study of an intellectual disability family from Pakistan; identified a variant in PSPH: chr7:56088803C>T, NM_004577.3 c.103G>A; p.Ala35Thr (hg19) which segregated in homozygous form with the phenotype in both branches of the family
phosphoserine phosphatase deficiency is associated with Neu-Laxova syndrome.
status of PSPH in normal skin epidermis and skin tumors along with its sub-cellular localization in epidermal keratinocytes and its requirement for squamous cell carcinoma proliferation
human phosphoserine phosphatase structure now shows a sevenfold coordinated Ca(2 (show CA2 Proteins)+) ion in the active site that might explain the inhibitory effect of Ca(2 (show CA2 Proteins)+) on the enzyme
PSP has a role in neural stem cell proliferation and may regulate signaling between neural stem cells and other cells within the stem cell niche.
The protein encoded by this gene belongs to a subfamily of the phosphotransferases. This encoded enzyme is responsible for the third and last step in L-serine formation. It catalyzes magnesium-dependent hydrolysis of L-phosphoserine and is also involved in an exchange reaction between L-serine and L-phosphoserine. Deficiency of this protein is thought to be linked to Williams syndrome.

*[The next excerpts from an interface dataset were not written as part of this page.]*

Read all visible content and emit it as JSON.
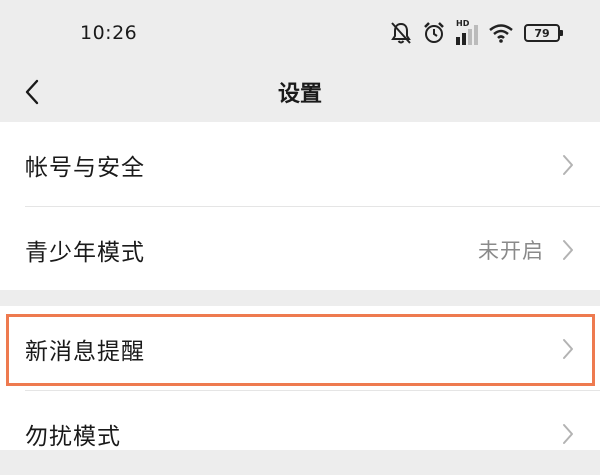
{
  "status_bar": {
    "time": "10:26",
    "icons": [
      "bell-muted-icon",
      "alarm-icon",
      "hd-signal-icon",
      "wifi-icon",
      "battery-icon"
    ],
    "signal_label": "HD",
    "battery": "79"
  },
  "nav": {
    "back_icon": "chevron-left-icon",
    "title": "设置"
  },
  "groups": [
    {
      "items": [
        {
          "label": "帐号与安全",
          "value": ""
        },
        {
          "label": "青少年模式",
          "value": "未开启"
        }
      ]
    },
    {
      "items": [
        {
          "label": "新消息提醒",
          "value": "",
          "highlighted": true
        },
        {
          "label": "勿扰模式",
          "value": ""
        }
      ]
    }
  ],
  "colors": {
    "background": "#ededed",
    "card": "#ffffff",
    "highlight_border": "#ee7a4f",
    "secondary_text": "#8a8a8a"
  }
}
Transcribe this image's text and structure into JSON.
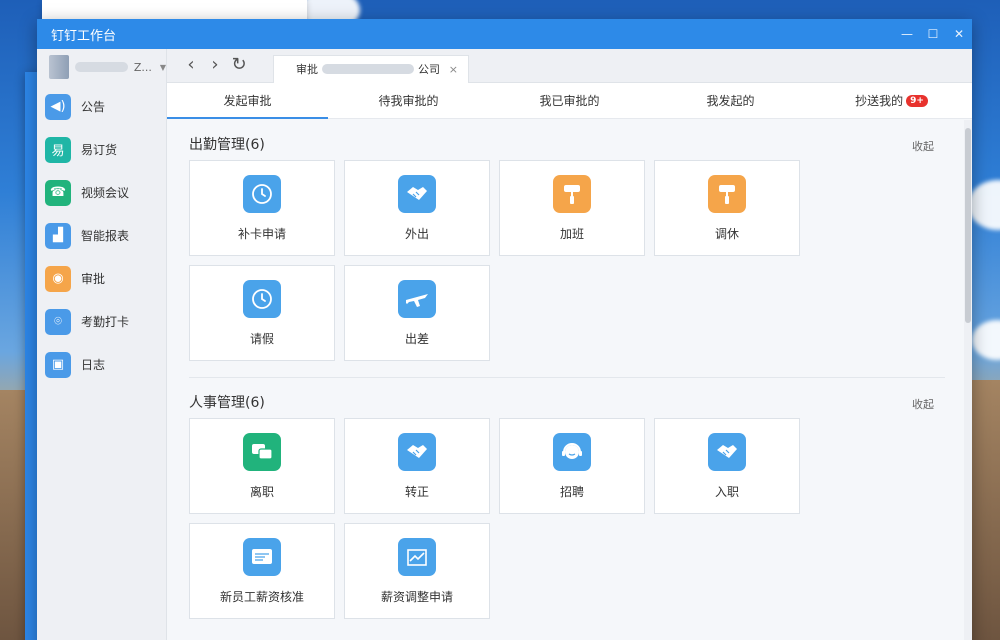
{
  "window": {
    "title": "钉钉工作台",
    "controls": [
      "—",
      "☐",
      "✕"
    ]
  },
  "user": {
    "trail": "Z...",
    "caret": "▼"
  },
  "sidebar": {
    "items": [
      {
        "label": "公告",
        "icon": "megaphone-icon",
        "color": "#4a9ae8",
        "glyph": "◀)"
      },
      {
        "label": "易订货",
        "icon": "order-icon",
        "color": "#1fb6a6",
        "glyph": "易"
      },
      {
        "label": "视频会议",
        "icon": "phone-icon",
        "color": "#21b37c",
        "glyph": "☎"
      },
      {
        "label": "智能报表",
        "icon": "report-icon",
        "color": "#4a9ae8",
        "glyph": "▟"
      },
      {
        "label": "审批",
        "icon": "approval-person-icon",
        "color": "#f5a54a",
        "glyph": "◉"
      },
      {
        "label": "考勤打卡",
        "icon": "location-icon",
        "color": "#4a9ae8",
        "glyph": "⌾"
      },
      {
        "label": "日志",
        "icon": "log-icon",
        "color": "#4a9ae8",
        "glyph": "▣"
      }
    ]
  },
  "nav": {
    "back": "‹",
    "forward": "›",
    "refresh": "↻",
    "tab_prefix": "审批",
    "tab_suffix": "公司",
    "tab_close": "×"
  },
  "tabs": [
    {
      "label": "发起审批",
      "active": true
    },
    {
      "label": "待我审批的"
    },
    {
      "label": "我已审批的"
    },
    {
      "label": "我发起的"
    },
    {
      "label": "抄送我的",
      "badge": "9+"
    }
  ],
  "sections": [
    {
      "title": "出勤管理(6)",
      "collapse": "收起",
      "items": [
        {
          "label": "补卡申请",
          "icon": "clock-icon",
          "color": "#4aa3ea"
        },
        {
          "label": "外出",
          "icon": "handshake-icon",
          "color": "#4aa3ea"
        },
        {
          "label": "加班",
          "icon": "paint-roller-icon",
          "color": "#f5a54a"
        },
        {
          "label": "调休",
          "icon": "paint-roller-icon",
          "color": "#f5a54a"
        },
        {
          "label": "请假",
          "icon": "clock-icon",
          "color": "#4aa3ea"
        },
        {
          "label": "出差",
          "icon": "airplane-icon",
          "color": "#4aa3ea"
        }
      ]
    },
    {
      "title": "人事管理(6)",
      "collapse": "收起",
      "items": [
        {
          "label": "离职",
          "icon": "chat-icon",
          "color": "#21b37c"
        },
        {
          "label": "转正",
          "icon": "handshake-icon",
          "color": "#4aa3ea"
        },
        {
          "label": "招聘",
          "icon": "headset-person-icon",
          "color": "#4aa3ea"
        },
        {
          "label": "入职",
          "icon": "handshake-icon",
          "color": "#4aa3ea"
        },
        {
          "label": "新员工薪资核准",
          "icon": "card-icon",
          "color": "#4aa3ea"
        },
        {
          "label": "薪资调整申请",
          "icon": "chart-up-icon",
          "color": "#4aa3ea"
        }
      ]
    }
  ]
}
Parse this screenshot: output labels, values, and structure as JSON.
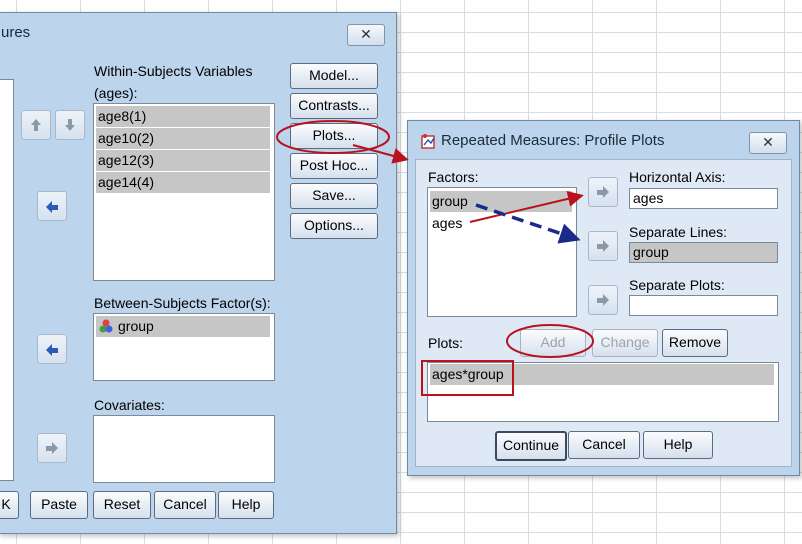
{
  "main_dialog": {
    "title": "ures",
    "within_label": "Within-Subjects Variables",
    "within_factor": "(ages):",
    "within_items": [
      "age8(1)",
      "age10(2)",
      "age12(3)",
      "age14(4)"
    ],
    "between_label": "Between-Subjects Factor(s):",
    "between_items": [
      "group"
    ],
    "covariates_label": "Covariates:",
    "side_buttons": {
      "model": "Model...",
      "contrasts": "Contrasts...",
      "plots": "Plots...",
      "posthoc": "Post Hoc...",
      "save": "Save...",
      "options": "Options..."
    },
    "bottom_buttons": {
      "ok": "K",
      "paste": "Paste",
      "reset": "Reset",
      "cancel": "Cancel",
      "help": "Help"
    }
  },
  "profile_dialog": {
    "title": "Repeated Measures: Profile Plots",
    "factors_label": "Factors:",
    "factors": [
      "group",
      "ages"
    ],
    "horizontal_axis_label": "Horizontal Axis:",
    "horizontal_axis_value": "ages",
    "separate_lines_label": "Separate Lines:",
    "separate_lines_value": "group",
    "separate_plots_label": "Separate Plots:",
    "separate_plots_value": "",
    "plots_label": "Plots:",
    "add": "Add",
    "change": "Change",
    "remove": "Remove",
    "plots_items": [
      "ages*group"
    ],
    "continue": "Continue",
    "cancel": "Cancel",
    "help": "Help"
  },
  "colors": {
    "annotation_red": "#b8121f",
    "annotation_blue": "#1a2a8c"
  }
}
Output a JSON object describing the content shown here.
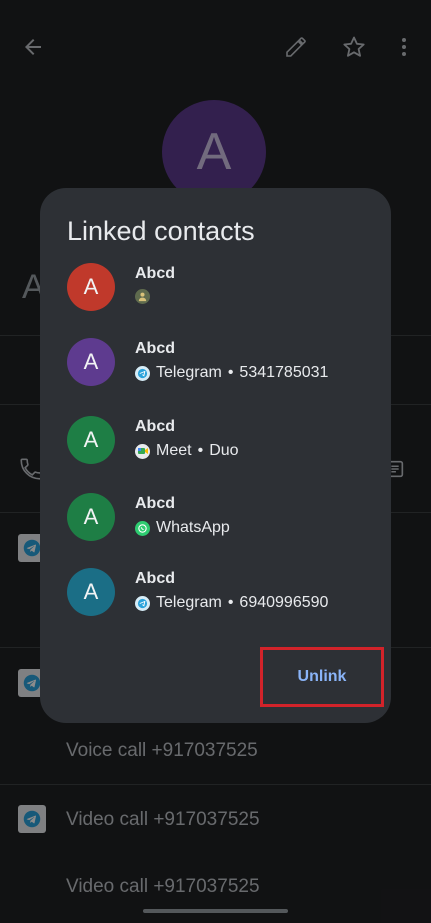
{
  "background": {
    "avatar_letter": "A",
    "name_partial": "A",
    "rows": [
      {
        "text": "Voice call +917037525"
      },
      {
        "text": "Video call +917037525"
      },
      {
        "text": "Video call +917037525"
      }
    ]
  },
  "dialog": {
    "title": "Linked contacts",
    "contacts": [
      {
        "letter": "A",
        "name": "Abcd",
        "app": "",
        "detail": "",
        "color": "#c0392b",
        "app_icon": "google-contacts-icon"
      },
      {
        "letter": "A",
        "name": "Abcd",
        "app": "Telegram",
        "detail": "5341785031",
        "color": "#5e3b8f",
        "app_icon": "telegram-icon"
      },
      {
        "letter": "A",
        "name": "Abcd",
        "app": "Meet",
        "detail": "Duo",
        "color": "#1e7e45",
        "app_icon": "meet-icon"
      },
      {
        "letter": "A",
        "name": "Abcd",
        "app": "WhatsApp",
        "detail": "",
        "color": "#1e7e45",
        "app_icon": "whatsapp-icon"
      },
      {
        "letter": "A",
        "name": "Abcd",
        "app": "Telegram",
        "detail": "6940996590",
        "color": "#1b6e86",
        "app_icon": "telegram-icon"
      }
    ],
    "unlink_label": "Unlink"
  },
  "colors": {
    "background": "#202124",
    "dialog": "#2d3035",
    "accent": "#8ab4f8",
    "highlight": "#d2232a"
  }
}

, parotid secretory protein
, O-phosphoserine phosphohydrolase
, L-3-phosphoserine phosphatase